Suzuyo Takazato is a driving force behind the crucial question posed to the present militarized global security system: for whom does the military provide security?
Suzuyo Takazato (born 1940) is a long-time feminist peace activist who has analyzed the interplay between sexism and militarism from the experiences of women in Okinawa. Her work has inspired global feminist peace movements for structural understanding of violence against women. Suzuyo helped create Okinawa’s first rape crisis center to provide hotline and face-to-face counseling to victims of sexual violence, and in 1995, Suzuyo’s activism led to a large-scale protest by people of Okinawa against US military bases.
In the early 1980s, while Suzuyo was working closely with female victims of sexual violence and women working in the sex industry, she encountered many barriers to protecting them and ensuring their basic human rights. Realizing that the efforts of social workers alone were not enough to change institutions, she decided to run for Naha city assembly. She won, and served four terms, focusing on such areas as the rights of women, children, and people with disabilities, demilitarization, environmental safety, and food safety. In 1995, she attended the 4th World Conference of Women held in China. She was the president of the Okinawa delegation, and organized a workshop entitled “Military: Structural Violence and Women.” There, she and other delegates explained their gender analysis of violence against women by the US military stationed in Okinawa. Upon their return to Okinawa, the delegates learned of yet another occurrence of sexual assault by US soldiers against a minor. Suzuyo was a driving force behind the protest to express the women’s deep anger, deciding “enough is enough”. She and other feminists organized sit-ins, demanding that the Japanese government take effective measures to stop the violence by US soldiers. The reluctant response of the Japanese government, combined with the US military’s nominal apologies, incited the women to strengthen their movement. As a result, in November 1995, Okinawa Women Act Against Military Violence (OWAAMV) was established to connect the various women’s networks that had been working on women’s rights and peace issues. Since then, OWAAMV women have worked to define sexual violence against women by US soldiers as both a peace and a security issue.

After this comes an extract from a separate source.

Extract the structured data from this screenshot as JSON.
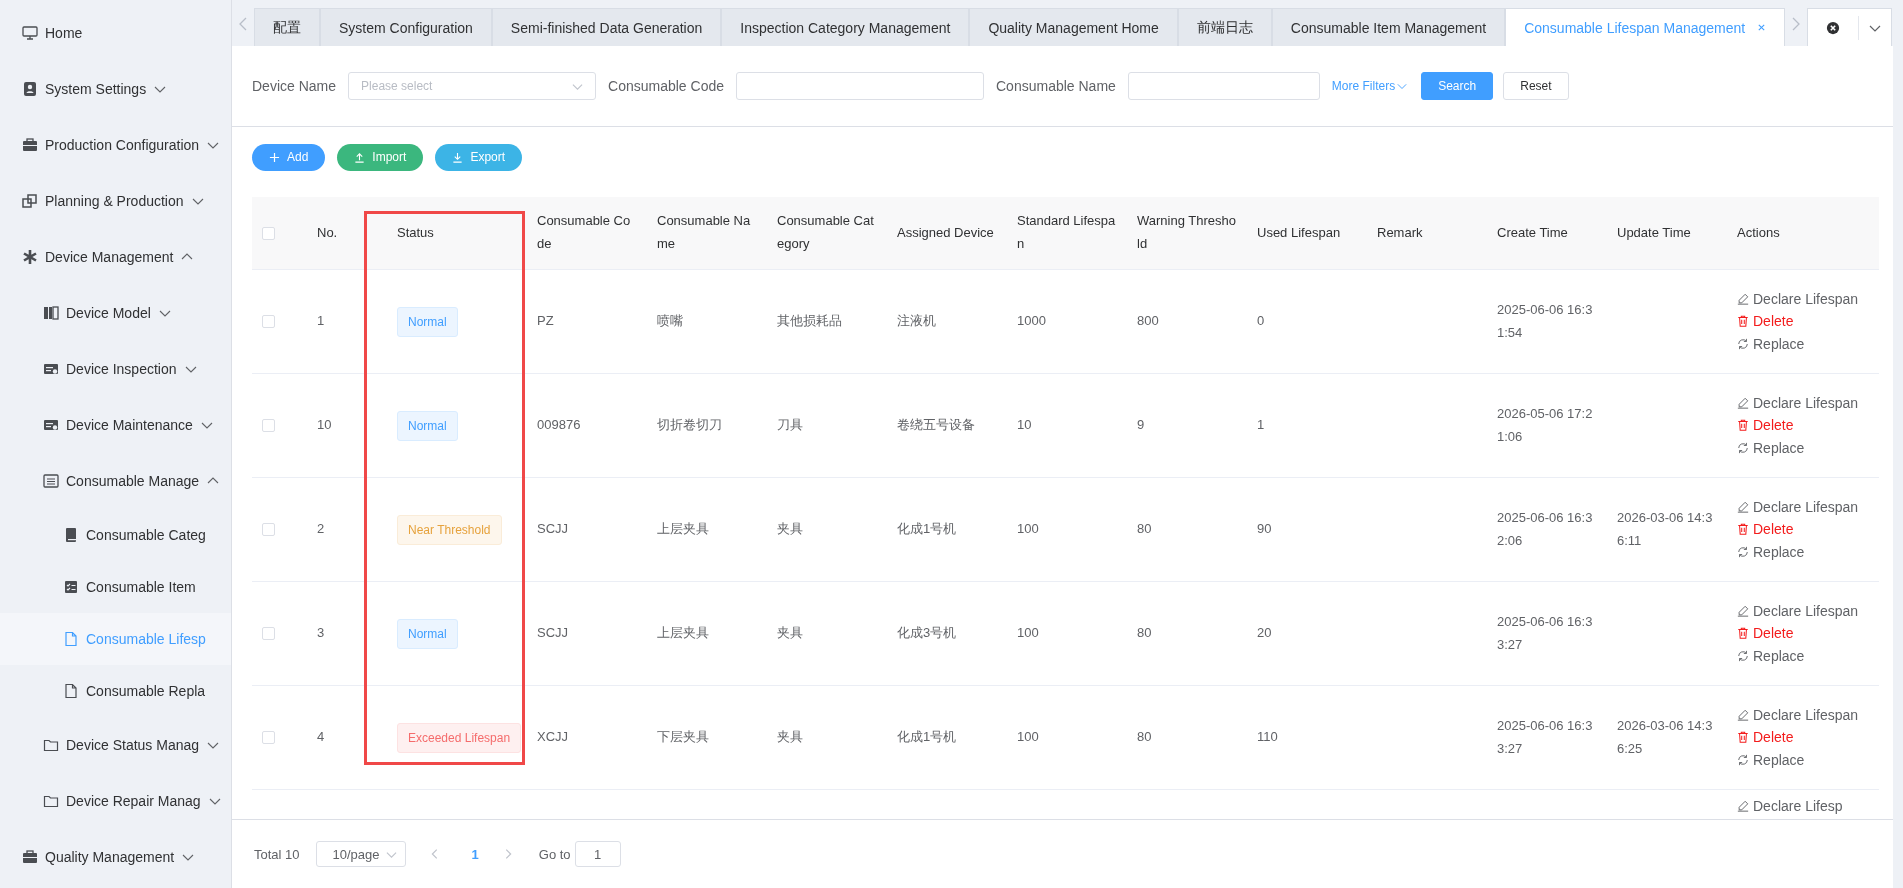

They began compiling a chronology of sexual crimes committed by US soldiers since 1945. New information is added periodically, and the chronology is now in its 7th edition.
Okinawa Women Act Against Military Violence East Asia-US-Puerto Rico Women’s Network against Militarism
Eastern Asia | Japan